The Battle of Jabassi or Battle of Yabassi was a pair of assaults on German positions at Jabassi on the Wuri river during the Kamerun Campaign of World War I between German and British forces on 7 and 14 October 1914. The action resulted in British victory and their occupation of the station.
Background[edit | edit source]
Allied landings at Duala and Victoria on 27 September under the command of Major General C. M. Dobell and occupied the coastal areas without encountering resistance. German forces who had been occupying the coast had withdrawn along the northern railway to Dschang, along the Wuri river to Jabassi and along the midland railway to Edea. From these positions, the Allied commander feared the Germans could easily attack Duala. Due to heavy rains, it was easier to attack Jabassi by river than those in other areas from Duala.
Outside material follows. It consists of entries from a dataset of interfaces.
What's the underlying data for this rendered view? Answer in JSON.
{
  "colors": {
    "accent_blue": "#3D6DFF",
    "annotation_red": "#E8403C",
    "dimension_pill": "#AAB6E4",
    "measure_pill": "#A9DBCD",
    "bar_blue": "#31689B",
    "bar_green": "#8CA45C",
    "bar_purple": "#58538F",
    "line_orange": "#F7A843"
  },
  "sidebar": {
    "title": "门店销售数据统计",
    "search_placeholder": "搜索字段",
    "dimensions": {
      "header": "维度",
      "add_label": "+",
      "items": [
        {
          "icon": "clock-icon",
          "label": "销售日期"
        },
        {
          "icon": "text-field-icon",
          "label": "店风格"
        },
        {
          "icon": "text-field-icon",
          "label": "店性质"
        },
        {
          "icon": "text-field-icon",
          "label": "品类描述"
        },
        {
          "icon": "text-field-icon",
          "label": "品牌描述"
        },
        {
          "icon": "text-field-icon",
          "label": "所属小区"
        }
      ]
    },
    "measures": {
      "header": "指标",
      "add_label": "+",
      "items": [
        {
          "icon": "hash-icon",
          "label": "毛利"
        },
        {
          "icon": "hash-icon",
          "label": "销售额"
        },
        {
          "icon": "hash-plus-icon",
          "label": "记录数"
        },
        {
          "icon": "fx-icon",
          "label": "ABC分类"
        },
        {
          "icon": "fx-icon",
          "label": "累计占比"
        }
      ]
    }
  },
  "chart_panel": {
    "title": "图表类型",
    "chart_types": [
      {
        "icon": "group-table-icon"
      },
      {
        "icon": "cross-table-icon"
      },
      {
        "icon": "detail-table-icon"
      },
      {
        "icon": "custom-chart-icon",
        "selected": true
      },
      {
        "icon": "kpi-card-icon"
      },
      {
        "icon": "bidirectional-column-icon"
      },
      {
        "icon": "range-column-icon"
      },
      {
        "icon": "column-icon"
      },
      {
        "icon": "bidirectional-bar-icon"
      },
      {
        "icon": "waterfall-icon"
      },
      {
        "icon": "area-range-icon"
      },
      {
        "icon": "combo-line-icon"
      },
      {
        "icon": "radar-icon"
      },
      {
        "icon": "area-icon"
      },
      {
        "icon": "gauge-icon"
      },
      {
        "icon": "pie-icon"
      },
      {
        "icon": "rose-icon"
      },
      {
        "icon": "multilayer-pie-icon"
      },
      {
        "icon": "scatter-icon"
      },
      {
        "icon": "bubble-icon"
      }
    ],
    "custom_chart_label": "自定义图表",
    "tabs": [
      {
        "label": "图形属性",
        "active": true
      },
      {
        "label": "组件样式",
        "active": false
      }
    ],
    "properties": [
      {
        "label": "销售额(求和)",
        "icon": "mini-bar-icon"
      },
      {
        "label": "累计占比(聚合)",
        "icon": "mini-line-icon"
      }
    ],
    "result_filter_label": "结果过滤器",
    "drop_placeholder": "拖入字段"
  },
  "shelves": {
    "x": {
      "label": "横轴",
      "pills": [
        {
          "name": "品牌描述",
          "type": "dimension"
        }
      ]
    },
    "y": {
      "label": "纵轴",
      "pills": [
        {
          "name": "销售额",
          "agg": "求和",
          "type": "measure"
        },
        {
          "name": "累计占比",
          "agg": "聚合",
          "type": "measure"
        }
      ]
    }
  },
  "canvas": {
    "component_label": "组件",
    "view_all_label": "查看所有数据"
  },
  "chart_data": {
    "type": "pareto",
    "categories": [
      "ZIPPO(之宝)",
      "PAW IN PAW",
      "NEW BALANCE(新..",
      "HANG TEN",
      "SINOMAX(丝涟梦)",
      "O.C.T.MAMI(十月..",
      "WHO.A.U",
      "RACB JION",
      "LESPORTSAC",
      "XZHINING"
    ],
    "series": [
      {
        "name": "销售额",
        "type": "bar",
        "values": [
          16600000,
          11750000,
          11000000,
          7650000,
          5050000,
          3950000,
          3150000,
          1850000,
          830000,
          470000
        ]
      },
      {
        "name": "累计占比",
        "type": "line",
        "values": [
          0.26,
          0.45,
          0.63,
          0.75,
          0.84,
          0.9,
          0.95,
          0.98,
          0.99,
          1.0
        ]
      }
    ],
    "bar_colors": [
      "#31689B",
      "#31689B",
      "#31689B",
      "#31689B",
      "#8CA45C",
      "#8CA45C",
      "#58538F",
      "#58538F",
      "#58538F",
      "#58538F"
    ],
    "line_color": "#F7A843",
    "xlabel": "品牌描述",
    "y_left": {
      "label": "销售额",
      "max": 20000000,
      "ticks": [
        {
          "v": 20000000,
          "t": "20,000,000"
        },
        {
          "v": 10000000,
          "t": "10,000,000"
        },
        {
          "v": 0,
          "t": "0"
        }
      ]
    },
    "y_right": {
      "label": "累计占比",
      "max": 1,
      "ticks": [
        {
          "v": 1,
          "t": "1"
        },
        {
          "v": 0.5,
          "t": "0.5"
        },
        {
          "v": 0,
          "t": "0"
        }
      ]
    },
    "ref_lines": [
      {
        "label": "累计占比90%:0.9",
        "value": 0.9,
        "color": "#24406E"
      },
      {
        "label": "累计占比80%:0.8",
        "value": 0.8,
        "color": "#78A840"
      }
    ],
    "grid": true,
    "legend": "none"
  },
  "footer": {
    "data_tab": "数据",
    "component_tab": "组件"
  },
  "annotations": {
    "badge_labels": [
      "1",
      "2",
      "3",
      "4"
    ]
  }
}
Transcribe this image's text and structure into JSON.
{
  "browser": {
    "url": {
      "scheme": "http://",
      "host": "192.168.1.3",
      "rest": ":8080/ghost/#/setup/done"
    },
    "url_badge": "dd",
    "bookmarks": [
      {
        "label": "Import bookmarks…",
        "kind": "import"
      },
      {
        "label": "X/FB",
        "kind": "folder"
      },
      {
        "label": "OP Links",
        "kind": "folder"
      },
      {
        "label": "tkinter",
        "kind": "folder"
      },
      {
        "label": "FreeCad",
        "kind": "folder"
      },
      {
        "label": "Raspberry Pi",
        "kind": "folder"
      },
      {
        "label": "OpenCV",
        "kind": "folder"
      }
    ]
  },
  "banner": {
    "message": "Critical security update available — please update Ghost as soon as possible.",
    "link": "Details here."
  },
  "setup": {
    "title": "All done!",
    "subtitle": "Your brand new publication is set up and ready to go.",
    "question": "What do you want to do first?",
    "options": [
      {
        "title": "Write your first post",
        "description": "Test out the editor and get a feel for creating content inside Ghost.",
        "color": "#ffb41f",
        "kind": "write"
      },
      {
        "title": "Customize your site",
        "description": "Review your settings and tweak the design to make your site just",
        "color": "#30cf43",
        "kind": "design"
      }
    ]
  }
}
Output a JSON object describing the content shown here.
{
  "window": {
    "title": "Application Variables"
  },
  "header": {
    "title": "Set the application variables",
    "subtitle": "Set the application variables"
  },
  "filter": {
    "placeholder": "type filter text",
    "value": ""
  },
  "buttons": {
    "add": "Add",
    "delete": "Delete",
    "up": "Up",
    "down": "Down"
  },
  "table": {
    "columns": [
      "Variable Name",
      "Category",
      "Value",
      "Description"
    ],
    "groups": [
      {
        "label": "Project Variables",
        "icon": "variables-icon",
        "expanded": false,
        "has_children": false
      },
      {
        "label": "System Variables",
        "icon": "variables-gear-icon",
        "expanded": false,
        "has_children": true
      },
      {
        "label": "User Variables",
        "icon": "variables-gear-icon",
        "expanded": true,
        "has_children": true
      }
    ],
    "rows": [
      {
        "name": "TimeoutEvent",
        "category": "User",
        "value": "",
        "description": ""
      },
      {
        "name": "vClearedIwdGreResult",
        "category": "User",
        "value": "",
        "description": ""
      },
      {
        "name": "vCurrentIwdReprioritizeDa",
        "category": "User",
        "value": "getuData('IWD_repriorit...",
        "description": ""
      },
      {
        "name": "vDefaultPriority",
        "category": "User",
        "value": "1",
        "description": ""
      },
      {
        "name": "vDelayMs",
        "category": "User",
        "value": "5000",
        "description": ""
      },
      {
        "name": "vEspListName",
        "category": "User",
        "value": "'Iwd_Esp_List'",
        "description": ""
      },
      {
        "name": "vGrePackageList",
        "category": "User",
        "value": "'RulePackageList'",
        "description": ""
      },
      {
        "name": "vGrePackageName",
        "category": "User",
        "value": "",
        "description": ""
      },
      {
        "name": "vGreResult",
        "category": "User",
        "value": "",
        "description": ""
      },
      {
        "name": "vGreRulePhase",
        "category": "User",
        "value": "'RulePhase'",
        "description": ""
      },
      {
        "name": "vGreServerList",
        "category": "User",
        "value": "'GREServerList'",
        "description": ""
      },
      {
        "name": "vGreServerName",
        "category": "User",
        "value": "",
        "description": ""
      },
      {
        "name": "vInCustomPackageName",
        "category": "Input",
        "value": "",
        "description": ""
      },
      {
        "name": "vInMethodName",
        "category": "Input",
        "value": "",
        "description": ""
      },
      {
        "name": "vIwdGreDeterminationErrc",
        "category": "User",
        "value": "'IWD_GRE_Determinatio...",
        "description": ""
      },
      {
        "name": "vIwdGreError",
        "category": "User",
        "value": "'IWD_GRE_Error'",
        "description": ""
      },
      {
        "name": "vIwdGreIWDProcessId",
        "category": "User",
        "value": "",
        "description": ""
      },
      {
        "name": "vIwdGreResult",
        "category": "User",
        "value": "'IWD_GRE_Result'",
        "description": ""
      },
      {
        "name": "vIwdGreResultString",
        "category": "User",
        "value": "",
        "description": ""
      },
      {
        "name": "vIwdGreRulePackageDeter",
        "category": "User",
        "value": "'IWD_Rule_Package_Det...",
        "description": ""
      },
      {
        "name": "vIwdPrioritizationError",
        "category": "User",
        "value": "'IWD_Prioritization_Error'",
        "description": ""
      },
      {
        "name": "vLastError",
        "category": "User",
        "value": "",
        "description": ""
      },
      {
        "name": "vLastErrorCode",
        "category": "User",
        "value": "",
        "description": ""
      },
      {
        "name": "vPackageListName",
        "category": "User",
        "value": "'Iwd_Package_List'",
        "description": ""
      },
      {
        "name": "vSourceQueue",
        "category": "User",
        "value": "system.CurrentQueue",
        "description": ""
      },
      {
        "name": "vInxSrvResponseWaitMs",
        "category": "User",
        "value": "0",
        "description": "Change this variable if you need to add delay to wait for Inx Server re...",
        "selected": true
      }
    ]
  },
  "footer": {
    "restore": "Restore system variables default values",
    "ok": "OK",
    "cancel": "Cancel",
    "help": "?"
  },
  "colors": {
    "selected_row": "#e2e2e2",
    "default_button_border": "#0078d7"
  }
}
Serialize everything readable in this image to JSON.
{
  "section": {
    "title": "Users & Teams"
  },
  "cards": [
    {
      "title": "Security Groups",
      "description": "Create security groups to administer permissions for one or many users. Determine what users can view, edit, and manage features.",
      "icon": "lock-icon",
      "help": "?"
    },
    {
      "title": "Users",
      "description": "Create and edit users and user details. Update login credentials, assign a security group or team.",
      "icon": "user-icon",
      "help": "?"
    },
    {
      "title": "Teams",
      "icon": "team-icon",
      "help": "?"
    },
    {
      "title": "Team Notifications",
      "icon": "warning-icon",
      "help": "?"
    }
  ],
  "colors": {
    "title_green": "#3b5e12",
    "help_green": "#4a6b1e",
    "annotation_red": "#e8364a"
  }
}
Battle[edit | edit source]
First assault[edit | edit source]
On 7 October, British forces under the command of Colonel Georges sailed up the Wuri river in barges with four field guns including a 6-pounder gun placed on a dredger. They landed five kilometers away from Jabassi and marched their way through the jungle to the German entrenchments. Once in the thick bush, British forces lost unity and coordination. In open ground in front of German entrenchments, they came under intense machine gun fire which forced them to retreat back into the bush. After regrouping they attempted to flank the German forces but failed, forcing them to once again retreat. The order was given to withdraw back on the river to Duala. The Germans lost four of the 26 Europeans at Jabassi.
Second assault[edit | edit source]
The following week, on 14 October, the Wuri river was again high enough for another attempt to take Jabassi. With two six-inch artillery pieces and reinforcements, British forces landed on both banks of the Wuri and advanced towards the German entrenchments. The commanding officer, Georges coordinated the assault from a boat. This engagement was victorious for the British, capturing ten Europeans and the station.
Aftermath[edit | edit source]
This battle resulted in further German withdrawal into the mountainous interior of Kamerun. It also gave more protection to the Allied landing forces at Duala and Victoria from a feared German counter-attack.
Notes[edit | edit source]
- "Der Raubzug Gegen Unsere Kolonien".
- Reynolds et al. 1916.
- Strachan 2001, p. 523.
References[edit | edit source]
- "Der Raubzug Gegen Unsere Kolonien - Besetzung von Jabassi." Der Täglichen Rundschau[Berlin] 1915: n. pag. Web.<http://www.jaduland.de/kolonien/raub/raubzugk.html>.
- Reynolds, Francis J., Churchill, Allen L., and Miller, Francis T. "Chapter 77 - The Cameroons." "The Story of the Great War". Vol. III (of VIII). 1916.
- Strachan, Hew. The First World War. Vol. I: To Arms. Oxford: Oxford University Press, 2001.
|This page uses Creative Commons Licensed content from Wikipedia (view authors).|